Grace Anna Goodhue Coolidge

Time Period

1910-1940

Notable Facts

Wife of Calvin Coolidge, the 30th President of the United States. Oversaw several renovations of the White House and was committed to restoring the antiques of the building. Raised two million dollars for the Clarke School for the Deaf, where she had taught prior to her marriage to Calvin Coolidge.

Personal Information

Date of Birth

01/03/1879

Date of Death

07/08/1957

Primary Residence

Burlington

Religion

Congregational Church

Ethnicity

Caucasian

Historical Significance
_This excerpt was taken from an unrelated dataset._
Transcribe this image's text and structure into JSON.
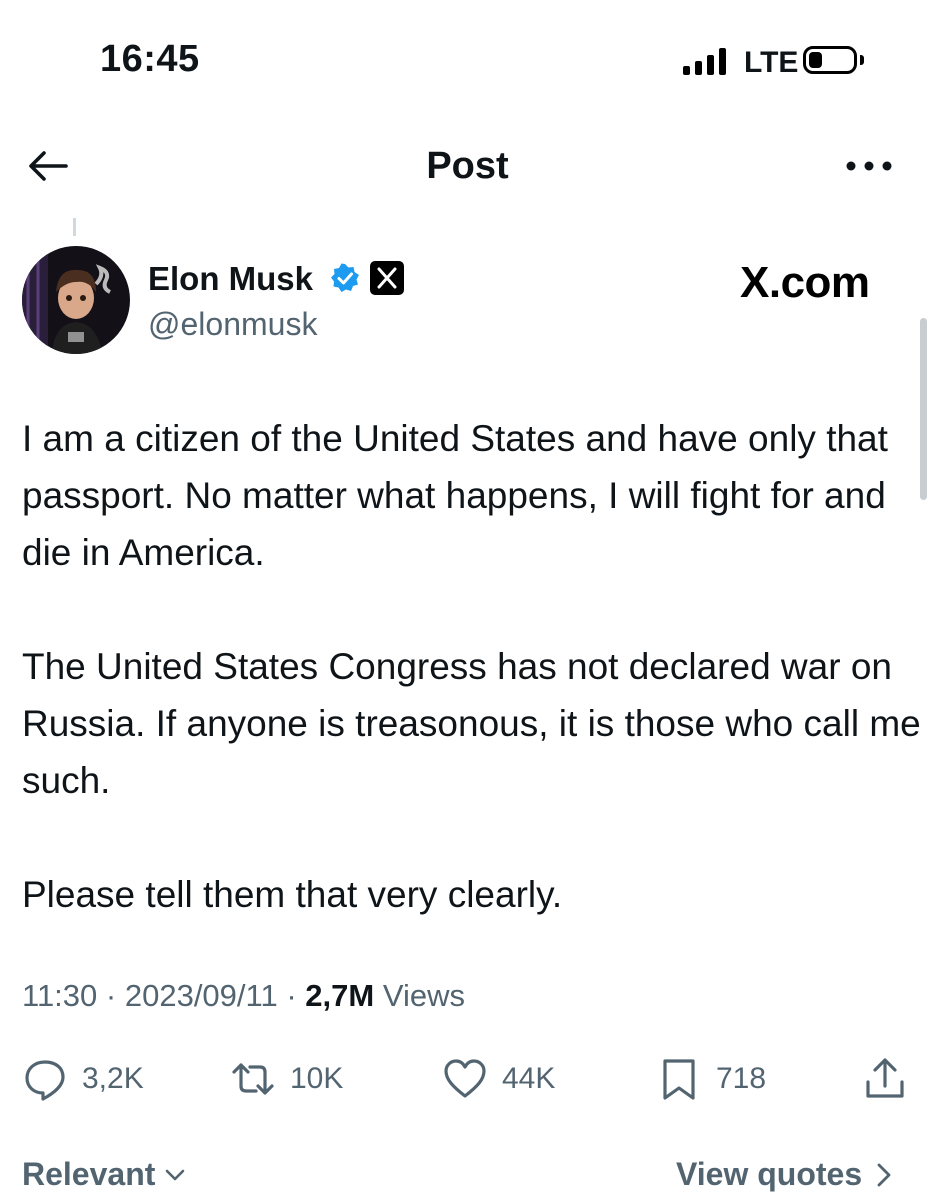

Grace Anna Goodhue was born in Burlington, Vermont on January 3, 1879. She attended school in Burlington and graduated high school in 1897, before attending the University of Vermont. After college, she taught at the Clarke School for the Deaf in Northampton, Massachusetts. She was married on October 4, 1905 to Calvin Coolidge, future President of the United States, whom she had met upon her move to Northampton. She stopped teaching after marriage and gave birth to her first son, John, on September 7, 1906. A second son, Calvin Jr., followed on April 13, 1908.
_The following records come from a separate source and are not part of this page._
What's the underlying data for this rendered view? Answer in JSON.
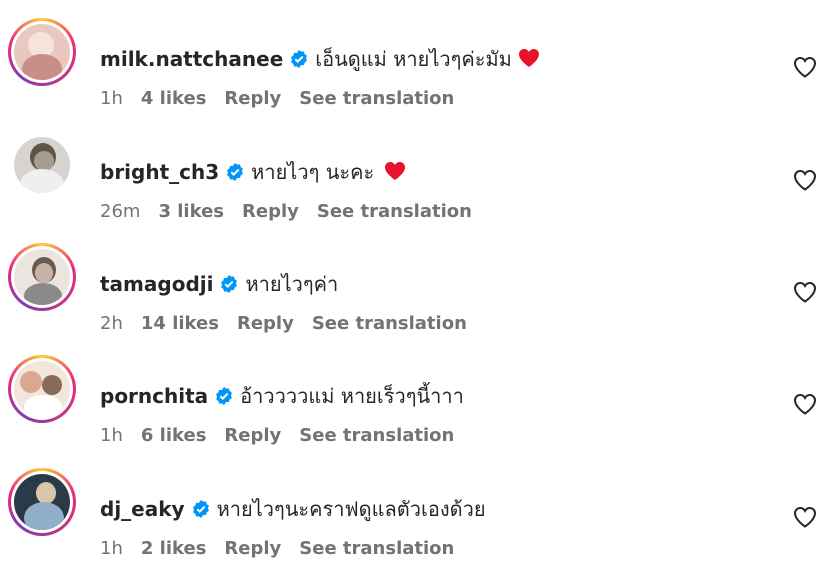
{
  "comments": [
    {
      "username": "milk.nattchanee",
      "text": "เอ็นดูแม่ หายไวๆค่ะมัม",
      "emoji": "red-heart",
      "time": "1h",
      "likes": "4 likes",
      "reply": "Reply",
      "translate": "See translation",
      "ring": true,
      "avatar_colors": [
        "#e9c8c0",
        "#f4e4dc",
        "#c78f86"
      ]
    },
    {
      "username": "bright_ch3",
      "text": "หายไวๆ นะคะ",
      "emoji": "red-heart",
      "time": "26m",
      "likes": "3 likes",
      "reply": "Reply",
      "translate": "See translation",
      "ring": false,
      "avatar_colors": [
        "#d7d3ce",
        "#a89c90",
        "#5e544c"
      ]
    },
    {
      "username": "tamagodji",
      "text": "หายไวๆค่า",
      "emoji": "",
      "time": "2h",
      "likes": "14 likes",
      "reply": "Reply",
      "translate": "See translation",
      "ring": true,
      "avatar_colors": [
        "#ece4de",
        "#c9b3a6",
        "#6b5a50"
      ]
    },
    {
      "username": "pornchita",
      "text": "อ้าววววแม่ หายเร็วๆนี้าาา",
      "emoji": "",
      "time": "1h",
      "likes": "6 likes",
      "reply": "Reply",
      "translate": "See translation",
      "ring": true,
      "avatar_colors": [
        "#f2e6dc",
        "#d9a88e",
        "#8a6a58"
      ]
    },
    {
      "username": "dj_eaky",
      "text": "หายไวๆนะคราฟดูแลตัวเองด้วย",
      "emoji": "",
      "time": "1h",
      "likes": "2 likes",
      "reply": "Reply",
      "translate": "See translation",
      "ring": true,
      "avatar_colors": [
        "#2b3a4a",
        "#8fb0c8",
        "#d9c6a8"
      ]
    }
  ],
  "colors": {
    "verified": "#0095f6",
    "muted": "#737373",
    "heart_emoji": "#e8132b"
  },
  "icons": {
    "verified": "verified-badge-icon",
    "like": "heart-outline-icon"
  }
}
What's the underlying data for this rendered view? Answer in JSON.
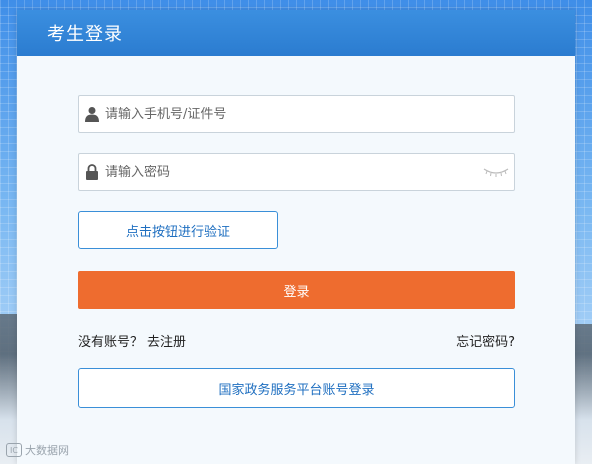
{
  "header": {
    "title": "考生登录"
  },
  "form": {
    "account_placeholder": "请输入手机号/证件号",
    "password_placeholder": "请输入密码",
    "verify_label": "点击按钮进行验证",
    "login_label": "登录"
  },
  "links": {
    "no_account": "没有账号？",
    "register": "去注册",
    "forgot": "忘记密码?"
  },
  "gov_login_label": "国家政务服务平台账号登录",
  "watermark": {
    "logo": "IC",
    "text": "大数据网"
  },
  "colors": {
    "header": "#2f83d6",
    "accent": "#ee6c2f",
    "link_blue": "#1f6fc0"
  },
  "icons": [
    "user-icon",
    "lock-icon",
    "eye-closed-icon"
  ]
}
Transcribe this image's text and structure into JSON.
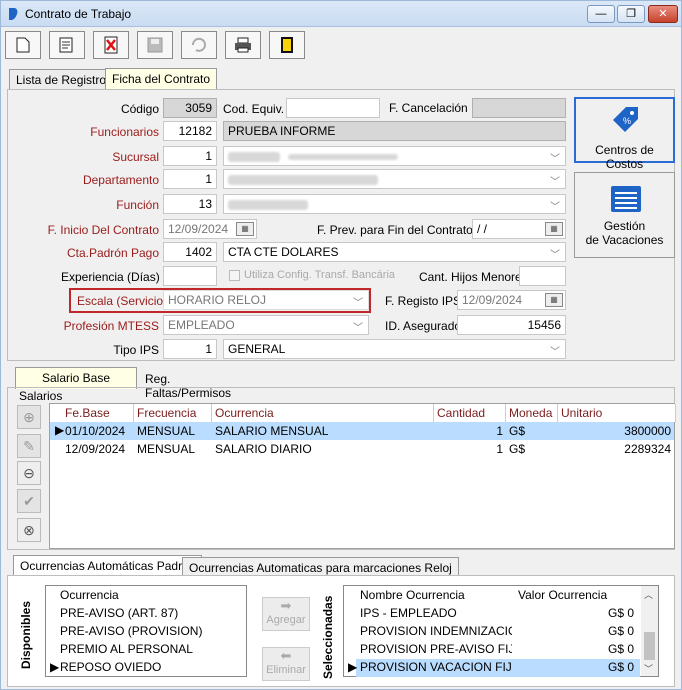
{
  "window": {
    "title": "Contrato de Trabajo",
    "min": "—",
    "max": "❐",
    "close": "✕"
  },
  "tabs": {
    "lista": "Lista de Registros",
    "ficha": "Ficha del Contrato"
  },
  "form": {
    "codigo_label": "Código",
    "codigo": "3059",
    "cod_equiv_label": "Cod. Equiv.",
    "cod_equiv": "",
    "f_cancel_label": "F. Cancelación",
    "funcionarios_label": "Funcionarios",
    "funcionarios_id": "12182",
    "funcionarios_name": "PRUEBA INFORME",
    "sucursal_label": "Sucursal",
    "sucursal_id": "1",
    "departamento_label": "Departamento",
    "departamento_id": "1",
    "funcion_label": "Función",
    "funcion_id": "13",
    "f_inicio_label": "F. Inicio Del Contrato",
    "f_inicio": "12/09/2024",
    "f_prev_label": "F. Prev. para Fin del Contrato",
    "f_prev": " / /",
    "cta_label": "Cta.Padrón Pago",
    "cta_id": "1402",
    "cta_name": "CTA CTE DOLARES",
    "experiencia_label": "Experiencia (Días)",
    "experiencia": "",
    "utiliza_label": "Utiliza Config. Transf. Bancária",
    "hijos_label": "Cant. Hijos Menores",
    "hijos": "",
    "escala_label": "Escala (Servicio)",
    "escala": "HORARIO RELOJ",
    "f_registro_label": "F. Registo IPS",
    "f_registro": "12/09/2024",
    "profesion_label": "Profesión MTESS",
    "profesion": "EMPLEADO",
    "id_asegurado_label": "ID. Asegurado",
    "id_asegurado": "15456",
    "tipo_ips_label": "Tipo IPS",
    "tipo_ips_id": "1",
    "tipo_ips": "GENERAL"
  },
  "side_buttons": {
    "centros": "Centros de Costos",
    "gestion_1": "Gestión",
    "gestion_2": "de Vacaciones"
  },
  "subtabs": {
    "salario": "Salario Base",
    "faltas": "Reg. Faltas/Permisos"
  },
  "salarios": {
    "group": "Salarios",
    "headers": [
      "Fe.Base",
      "Frecuencia",
      "Ocurrencia",
      "Cantidad",
      "Moneda",
      "Unitario"
    ],
    "rows": [
      [
        "01/10/2024",
        "MENSUAL",
        "SALARIO MENSUAL",
        "1",
        "G$",
        "3800000"
      ],
      [
        "12/09/2024",
        "MENSUAL",
        "SALARIO DIARIO",
        "1",
        "G$",
        "2289324"
      ]
    ]
  },
  "bottom_tabs": {
    "padron": "Ocurrencias Automáticas Padrón",
    "reloj": "Ocurrencias Automaticas para marcaciones Reloj"
  },
  "disponibles": {
    "label": "Disponibles",
    "header": "Ocurrencia",
    "items": [
      "PRE-AVISO (ART. 87)",
      "PRE-AVISO (PROVISION)",
      "PREMIO AL PERSONAL",
      "REPOSO OVIEDO"
    ]
  },
  "actions": {
    "agregar": "Agregar",
    "eliminar": "Eliminar"
  },
  "seleccionadas": {
    "label": "Seleccionadas",
    "h_nombre": "Nombre Ocurrencia",
    "h_valor": "Valor Ocurrencia",
    "rows": [
      [
        "IPS - EMPLEADO",
        "G$ 0"
      ],
      [
        "PROVISION INDEMNIZACION F",
        "G$ 0"
      ],
      [
        "PROVISION PRE-AVISO FIJO",
        "G$ 0"
      ],
      [
        "PROVISION VACACION FIJO",
        "G$ 0"
      ]
    ]
  },
  "colors": {
    "accent_red": "#9b1b1b",
    "selected_row": "#b9dcff",
    "highlight_border": "#c0272d",
    "icon_blue": "#1e63c6"
  }
}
Calvin Coolidge had been involved with politics for as long as Grace knew him, and he eventually became the Governor of Massachusetts in 1919. This led to a Vice Presidential nomination with Republican running mate William Harding. When Harding won the election, the Coolidge family moved to Washington, D.C., where Grace presided over "The Ladies of the Senate" and particpated in the social and political world of Washington D.C. This was a dramatic change for her because, previously, she had tried to stay out of the political spotlight. After the death of President Harding, Calvin Coolidge became President on August 3, 1923 and Grace Coolidge officially became the First Lady.

Grace Coolidge was a social First Lady who often entertained at the White House. She asked for a joint resolution by Congress to authorize acceptance of gifts of furniture to the White House and was committed to restoring the antiques of the building. She also oversaw several renovations of the White House, which included adding a sky parlor for more sunshine and updating the family quarters. As First Lady, she raised two million dollars for the Clarke School for the Deaf, her primary social cause, and developed a friendship with Helen Keller.

A blow was dealt to the Coolidge family when Calvin Jr. died on July 7, 1924 at the age of sixteen from blood poisoning caused by a blister. Calvin Coolidge was elected in 1924, but declined to run in 1928. Grace Coolidge made her only public radio address, "Goodbye," on the afternoon of their departure from the White House. The Coolidge's retired to their home "The Beeches" in Northampton, Massachusetts, so that Grace Coolidge could be close to the Clarke School. Calvin Coolidge died on January 5, 1933 and his death left Grace Coolidge devastated.

After her husband's death, she began to write articles for magazines and to speak out on causes that were important to her. She travelled to Europe and was a devoted fan of the Boston Red Sox. Grace Coolidge died on July 8, 1957.

Organizations or Movements

  • Pi Beta Phi
  • President of the Western Massachusetts Alumnae Club
  • Trustee for the Clarke School for the Deaf
  • Red Cross
  • Visiting Nurses Association

Occupations

  • Teacher at the Clarke School for the Deaf in Northampton, Massachusetts
  • First Lady of the United States, married to Calvin Coolidge.

Education

  • University of Vermont (1902)

Additional Information (Bibliography)

  • Grace Coolidge: First Lady to the 30th President of the United States Link

  • First Lady Biography: Grace Coolidge Link

  • Grace Coolidge Link

  • "Grace Coolidge: Sudden Star" by Cynthia Bittinger

  • Duffy, John, eds. "Grace Goodhue Coolidge." In The Vermont Encyclopedia. University Press of New England, 2003.

  • Vermont Historic Roadsite Markers Link

Additional Images

Coolidge, Grace
Grace Coolidge
Grace Coolidge